The swap issue is well known on linodes. The UML IO tokens system helps mitigate this to some extent ( a UML linode swapping intensively will run out of I/O tokens and so no longer chew up host I/O bandwidth, freeing the other linodes on the same host to continue on as normal).
FWIW, "swap = twice RAM" wasn't a myth. On older BSD systems (eg SunOS 4 and of the like; we're talking a decade old) swap was allocated in a much different way; every program running must have swap space available to swap it to, so you can never run more than the amount of swap space you had. So 16Mb RAM and 16MB swap only resulted in 16MB of VM space available! 16MB RAM and 32MB swap meant 32MB VM. Thus "swap = twice RAM" made a good rule-of-thumb. Performance still went to hell when swapping that badly; it was designed to let your SA do emergency work
(see http://sunsite.uakom.sk/sunworldonline/ ... -perf.html
for more details on this).
However this has NEVER been true on Linux. And I don't think it's true on any system, any more. The equivalent rule of thumb these days would be "swap = RAM", but you'll still suffer crap performance if you swap too much.
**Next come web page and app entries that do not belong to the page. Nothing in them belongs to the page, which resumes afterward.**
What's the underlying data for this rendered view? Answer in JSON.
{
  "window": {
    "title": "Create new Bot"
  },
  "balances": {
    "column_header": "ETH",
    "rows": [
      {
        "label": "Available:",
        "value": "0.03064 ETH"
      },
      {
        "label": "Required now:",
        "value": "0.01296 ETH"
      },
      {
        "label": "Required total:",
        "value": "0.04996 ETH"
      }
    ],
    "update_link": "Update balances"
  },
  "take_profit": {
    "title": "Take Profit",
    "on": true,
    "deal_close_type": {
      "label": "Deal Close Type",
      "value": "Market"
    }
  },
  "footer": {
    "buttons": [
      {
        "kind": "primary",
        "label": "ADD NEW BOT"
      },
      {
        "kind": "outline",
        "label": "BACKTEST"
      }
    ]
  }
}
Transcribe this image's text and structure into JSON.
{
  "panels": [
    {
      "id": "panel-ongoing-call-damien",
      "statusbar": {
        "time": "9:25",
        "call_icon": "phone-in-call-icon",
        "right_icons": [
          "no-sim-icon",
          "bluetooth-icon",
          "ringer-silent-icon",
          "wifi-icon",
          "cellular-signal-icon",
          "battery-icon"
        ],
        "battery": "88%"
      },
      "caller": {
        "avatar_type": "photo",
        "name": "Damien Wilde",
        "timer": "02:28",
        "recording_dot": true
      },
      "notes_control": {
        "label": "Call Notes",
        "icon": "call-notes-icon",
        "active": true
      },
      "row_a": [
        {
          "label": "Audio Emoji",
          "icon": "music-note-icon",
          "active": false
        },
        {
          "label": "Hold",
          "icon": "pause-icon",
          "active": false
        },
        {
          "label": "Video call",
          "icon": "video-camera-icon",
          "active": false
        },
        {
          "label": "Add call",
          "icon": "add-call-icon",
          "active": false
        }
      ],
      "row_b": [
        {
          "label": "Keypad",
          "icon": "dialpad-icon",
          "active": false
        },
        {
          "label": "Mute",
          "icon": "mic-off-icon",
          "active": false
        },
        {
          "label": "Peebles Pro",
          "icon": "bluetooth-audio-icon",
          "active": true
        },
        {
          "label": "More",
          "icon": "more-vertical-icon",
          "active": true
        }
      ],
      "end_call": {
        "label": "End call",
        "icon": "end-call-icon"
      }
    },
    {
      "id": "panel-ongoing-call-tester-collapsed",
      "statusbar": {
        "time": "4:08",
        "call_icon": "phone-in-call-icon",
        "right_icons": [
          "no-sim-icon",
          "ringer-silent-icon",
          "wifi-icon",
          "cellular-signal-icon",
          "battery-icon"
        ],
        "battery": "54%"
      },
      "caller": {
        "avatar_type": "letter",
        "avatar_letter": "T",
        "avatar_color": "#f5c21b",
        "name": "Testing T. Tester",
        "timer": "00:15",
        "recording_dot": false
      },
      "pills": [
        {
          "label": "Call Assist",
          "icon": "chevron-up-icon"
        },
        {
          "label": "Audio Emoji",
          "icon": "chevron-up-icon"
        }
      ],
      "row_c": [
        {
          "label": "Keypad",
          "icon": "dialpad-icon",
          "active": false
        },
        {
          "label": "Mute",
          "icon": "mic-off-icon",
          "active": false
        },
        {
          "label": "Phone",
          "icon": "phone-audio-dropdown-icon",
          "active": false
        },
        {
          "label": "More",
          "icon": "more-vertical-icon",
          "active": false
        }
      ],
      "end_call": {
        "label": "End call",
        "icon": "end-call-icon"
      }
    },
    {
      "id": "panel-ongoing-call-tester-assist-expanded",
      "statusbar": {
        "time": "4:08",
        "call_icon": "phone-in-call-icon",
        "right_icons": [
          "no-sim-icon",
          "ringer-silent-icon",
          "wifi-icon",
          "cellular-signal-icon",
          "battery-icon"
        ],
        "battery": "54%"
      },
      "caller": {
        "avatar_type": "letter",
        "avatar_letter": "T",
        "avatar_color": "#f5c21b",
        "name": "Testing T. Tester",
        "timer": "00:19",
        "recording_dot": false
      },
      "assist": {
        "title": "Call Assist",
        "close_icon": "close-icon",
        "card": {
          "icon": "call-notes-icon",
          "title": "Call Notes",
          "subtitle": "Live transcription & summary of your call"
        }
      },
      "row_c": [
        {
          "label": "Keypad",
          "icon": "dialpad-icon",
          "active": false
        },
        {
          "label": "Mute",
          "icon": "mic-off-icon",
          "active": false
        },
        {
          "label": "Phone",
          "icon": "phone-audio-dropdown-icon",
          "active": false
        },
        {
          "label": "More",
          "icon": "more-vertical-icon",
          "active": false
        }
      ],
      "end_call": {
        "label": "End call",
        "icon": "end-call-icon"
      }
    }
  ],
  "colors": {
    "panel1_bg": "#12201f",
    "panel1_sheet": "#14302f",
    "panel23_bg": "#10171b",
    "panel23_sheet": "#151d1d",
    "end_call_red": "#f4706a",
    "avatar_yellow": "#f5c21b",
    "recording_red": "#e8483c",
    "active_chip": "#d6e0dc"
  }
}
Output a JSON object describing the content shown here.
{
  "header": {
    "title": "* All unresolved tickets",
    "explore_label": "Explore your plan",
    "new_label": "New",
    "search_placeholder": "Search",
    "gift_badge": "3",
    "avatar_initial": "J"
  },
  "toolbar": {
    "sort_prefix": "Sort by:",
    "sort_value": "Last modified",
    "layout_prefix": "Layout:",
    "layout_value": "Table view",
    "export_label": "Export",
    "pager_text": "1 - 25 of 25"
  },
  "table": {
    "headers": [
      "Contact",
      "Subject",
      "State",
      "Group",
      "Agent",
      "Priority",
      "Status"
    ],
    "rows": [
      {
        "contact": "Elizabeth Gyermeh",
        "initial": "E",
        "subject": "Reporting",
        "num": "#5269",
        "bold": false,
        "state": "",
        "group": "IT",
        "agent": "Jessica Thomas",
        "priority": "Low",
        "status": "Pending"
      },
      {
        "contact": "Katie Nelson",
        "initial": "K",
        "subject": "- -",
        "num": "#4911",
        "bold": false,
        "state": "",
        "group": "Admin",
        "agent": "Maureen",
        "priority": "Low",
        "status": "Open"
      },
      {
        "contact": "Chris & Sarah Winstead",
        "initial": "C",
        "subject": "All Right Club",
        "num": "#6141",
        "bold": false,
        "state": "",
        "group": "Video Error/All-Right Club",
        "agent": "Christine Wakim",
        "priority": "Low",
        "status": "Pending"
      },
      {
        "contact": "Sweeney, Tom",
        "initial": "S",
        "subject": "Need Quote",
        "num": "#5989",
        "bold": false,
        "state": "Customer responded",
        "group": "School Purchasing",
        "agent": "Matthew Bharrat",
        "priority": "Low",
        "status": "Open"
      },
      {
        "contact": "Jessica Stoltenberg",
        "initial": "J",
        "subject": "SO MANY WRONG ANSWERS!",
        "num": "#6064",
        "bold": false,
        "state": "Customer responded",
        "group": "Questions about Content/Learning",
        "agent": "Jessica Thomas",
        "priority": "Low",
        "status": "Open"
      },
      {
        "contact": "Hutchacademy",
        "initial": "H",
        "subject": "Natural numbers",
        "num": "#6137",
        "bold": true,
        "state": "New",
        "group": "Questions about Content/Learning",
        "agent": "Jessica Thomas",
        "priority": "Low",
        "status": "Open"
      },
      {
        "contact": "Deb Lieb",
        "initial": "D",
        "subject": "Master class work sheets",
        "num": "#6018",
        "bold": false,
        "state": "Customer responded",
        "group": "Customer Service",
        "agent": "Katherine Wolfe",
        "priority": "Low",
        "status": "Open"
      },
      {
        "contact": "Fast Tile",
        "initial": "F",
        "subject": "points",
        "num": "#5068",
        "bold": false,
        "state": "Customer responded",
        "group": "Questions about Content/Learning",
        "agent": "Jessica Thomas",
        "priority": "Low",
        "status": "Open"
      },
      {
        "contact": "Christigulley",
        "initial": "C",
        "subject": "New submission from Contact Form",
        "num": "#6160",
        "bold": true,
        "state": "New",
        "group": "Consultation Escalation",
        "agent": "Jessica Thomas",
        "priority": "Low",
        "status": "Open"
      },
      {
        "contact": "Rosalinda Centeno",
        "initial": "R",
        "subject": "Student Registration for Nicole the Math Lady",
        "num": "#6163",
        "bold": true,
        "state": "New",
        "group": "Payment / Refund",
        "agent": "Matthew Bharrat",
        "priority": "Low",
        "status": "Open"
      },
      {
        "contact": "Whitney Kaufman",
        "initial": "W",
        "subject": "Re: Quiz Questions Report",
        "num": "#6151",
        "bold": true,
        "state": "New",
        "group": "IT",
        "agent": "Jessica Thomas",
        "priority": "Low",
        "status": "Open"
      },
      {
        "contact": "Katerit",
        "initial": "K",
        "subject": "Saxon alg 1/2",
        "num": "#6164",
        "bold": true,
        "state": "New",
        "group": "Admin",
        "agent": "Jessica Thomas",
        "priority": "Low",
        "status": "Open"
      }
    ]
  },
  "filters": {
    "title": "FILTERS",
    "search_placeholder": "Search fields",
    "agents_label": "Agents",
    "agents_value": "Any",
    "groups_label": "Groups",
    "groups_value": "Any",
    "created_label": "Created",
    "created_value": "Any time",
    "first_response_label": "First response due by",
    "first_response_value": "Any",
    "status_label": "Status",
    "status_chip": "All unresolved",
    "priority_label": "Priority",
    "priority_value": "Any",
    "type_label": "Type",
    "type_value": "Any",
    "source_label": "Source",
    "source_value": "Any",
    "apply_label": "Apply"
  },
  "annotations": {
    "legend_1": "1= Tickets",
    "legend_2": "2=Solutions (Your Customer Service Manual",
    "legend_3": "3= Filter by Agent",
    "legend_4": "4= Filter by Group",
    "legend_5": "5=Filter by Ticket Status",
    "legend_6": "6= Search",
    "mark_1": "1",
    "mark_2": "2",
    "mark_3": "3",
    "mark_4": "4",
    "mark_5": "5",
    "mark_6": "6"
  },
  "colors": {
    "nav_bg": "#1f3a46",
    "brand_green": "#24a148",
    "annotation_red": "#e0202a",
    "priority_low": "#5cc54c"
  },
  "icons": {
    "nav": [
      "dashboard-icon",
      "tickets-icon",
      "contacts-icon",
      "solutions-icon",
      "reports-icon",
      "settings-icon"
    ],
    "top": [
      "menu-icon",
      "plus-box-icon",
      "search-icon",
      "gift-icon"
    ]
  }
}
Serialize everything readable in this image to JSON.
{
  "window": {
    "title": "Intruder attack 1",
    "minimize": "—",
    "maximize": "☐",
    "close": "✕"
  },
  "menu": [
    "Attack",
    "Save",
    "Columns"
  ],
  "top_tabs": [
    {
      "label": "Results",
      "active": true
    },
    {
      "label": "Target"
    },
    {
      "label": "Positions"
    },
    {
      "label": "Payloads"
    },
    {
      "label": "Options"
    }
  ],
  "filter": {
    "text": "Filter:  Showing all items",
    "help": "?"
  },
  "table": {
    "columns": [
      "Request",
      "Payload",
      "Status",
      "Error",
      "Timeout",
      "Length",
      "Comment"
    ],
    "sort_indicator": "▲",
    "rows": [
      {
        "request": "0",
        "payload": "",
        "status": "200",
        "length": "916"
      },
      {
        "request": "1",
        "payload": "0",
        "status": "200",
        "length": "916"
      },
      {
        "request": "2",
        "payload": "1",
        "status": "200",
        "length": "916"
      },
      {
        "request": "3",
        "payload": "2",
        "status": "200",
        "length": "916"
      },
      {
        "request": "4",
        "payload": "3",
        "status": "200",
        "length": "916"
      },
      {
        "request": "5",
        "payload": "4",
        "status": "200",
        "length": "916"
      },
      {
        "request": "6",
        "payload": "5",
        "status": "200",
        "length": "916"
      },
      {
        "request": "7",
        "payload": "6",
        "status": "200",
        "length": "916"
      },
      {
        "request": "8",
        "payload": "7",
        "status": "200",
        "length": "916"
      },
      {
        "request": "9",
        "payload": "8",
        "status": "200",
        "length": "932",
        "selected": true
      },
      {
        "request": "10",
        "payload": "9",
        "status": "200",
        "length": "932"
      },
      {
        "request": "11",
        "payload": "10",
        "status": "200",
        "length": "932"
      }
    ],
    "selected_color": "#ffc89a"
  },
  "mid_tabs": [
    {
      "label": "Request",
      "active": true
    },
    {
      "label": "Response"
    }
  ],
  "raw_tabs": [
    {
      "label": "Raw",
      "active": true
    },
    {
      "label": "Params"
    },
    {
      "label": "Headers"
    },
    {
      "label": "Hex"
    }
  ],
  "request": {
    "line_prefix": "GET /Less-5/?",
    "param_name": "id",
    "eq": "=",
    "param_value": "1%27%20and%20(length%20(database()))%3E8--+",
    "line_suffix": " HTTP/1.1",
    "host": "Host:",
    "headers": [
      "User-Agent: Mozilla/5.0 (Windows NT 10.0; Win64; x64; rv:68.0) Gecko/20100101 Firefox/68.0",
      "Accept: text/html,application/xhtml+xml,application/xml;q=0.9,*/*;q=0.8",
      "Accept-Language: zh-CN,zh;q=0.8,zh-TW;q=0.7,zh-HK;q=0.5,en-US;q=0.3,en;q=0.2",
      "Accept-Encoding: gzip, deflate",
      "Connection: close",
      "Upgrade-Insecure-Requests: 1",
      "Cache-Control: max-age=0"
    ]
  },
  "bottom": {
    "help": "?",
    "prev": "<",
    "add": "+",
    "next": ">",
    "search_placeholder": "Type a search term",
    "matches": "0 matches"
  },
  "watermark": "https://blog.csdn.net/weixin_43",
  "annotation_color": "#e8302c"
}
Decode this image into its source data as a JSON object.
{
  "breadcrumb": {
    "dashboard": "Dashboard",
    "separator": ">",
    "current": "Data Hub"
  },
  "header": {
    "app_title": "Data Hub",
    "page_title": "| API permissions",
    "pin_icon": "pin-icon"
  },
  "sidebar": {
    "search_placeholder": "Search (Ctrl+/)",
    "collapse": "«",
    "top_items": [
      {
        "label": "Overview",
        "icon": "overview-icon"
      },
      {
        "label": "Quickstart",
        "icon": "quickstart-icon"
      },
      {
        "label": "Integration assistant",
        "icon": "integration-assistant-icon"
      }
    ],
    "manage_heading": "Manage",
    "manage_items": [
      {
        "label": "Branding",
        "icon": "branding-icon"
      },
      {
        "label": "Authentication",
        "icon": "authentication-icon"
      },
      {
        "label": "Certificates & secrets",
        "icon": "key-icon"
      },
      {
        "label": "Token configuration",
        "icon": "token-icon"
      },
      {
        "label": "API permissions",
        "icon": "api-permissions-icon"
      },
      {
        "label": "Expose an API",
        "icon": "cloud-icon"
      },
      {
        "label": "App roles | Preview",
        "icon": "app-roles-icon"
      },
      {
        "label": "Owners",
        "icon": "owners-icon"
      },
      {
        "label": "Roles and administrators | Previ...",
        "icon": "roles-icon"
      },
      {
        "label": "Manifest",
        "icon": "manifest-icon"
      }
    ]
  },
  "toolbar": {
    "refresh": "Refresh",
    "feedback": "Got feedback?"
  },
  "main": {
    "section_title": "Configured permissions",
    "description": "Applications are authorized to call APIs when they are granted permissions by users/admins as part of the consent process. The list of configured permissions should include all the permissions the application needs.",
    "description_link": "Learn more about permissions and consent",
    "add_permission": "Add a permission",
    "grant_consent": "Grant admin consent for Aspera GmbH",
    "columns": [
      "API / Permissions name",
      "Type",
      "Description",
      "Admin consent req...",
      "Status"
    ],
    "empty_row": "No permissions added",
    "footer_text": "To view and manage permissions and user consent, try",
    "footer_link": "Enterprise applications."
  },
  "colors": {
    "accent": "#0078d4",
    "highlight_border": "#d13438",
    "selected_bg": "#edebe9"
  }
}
So... "swap = twice RAM" is not a myth. But it's now an old out-of-date rule of thumb that people ignorantly repeat because they didn't know _why_ the rule existed.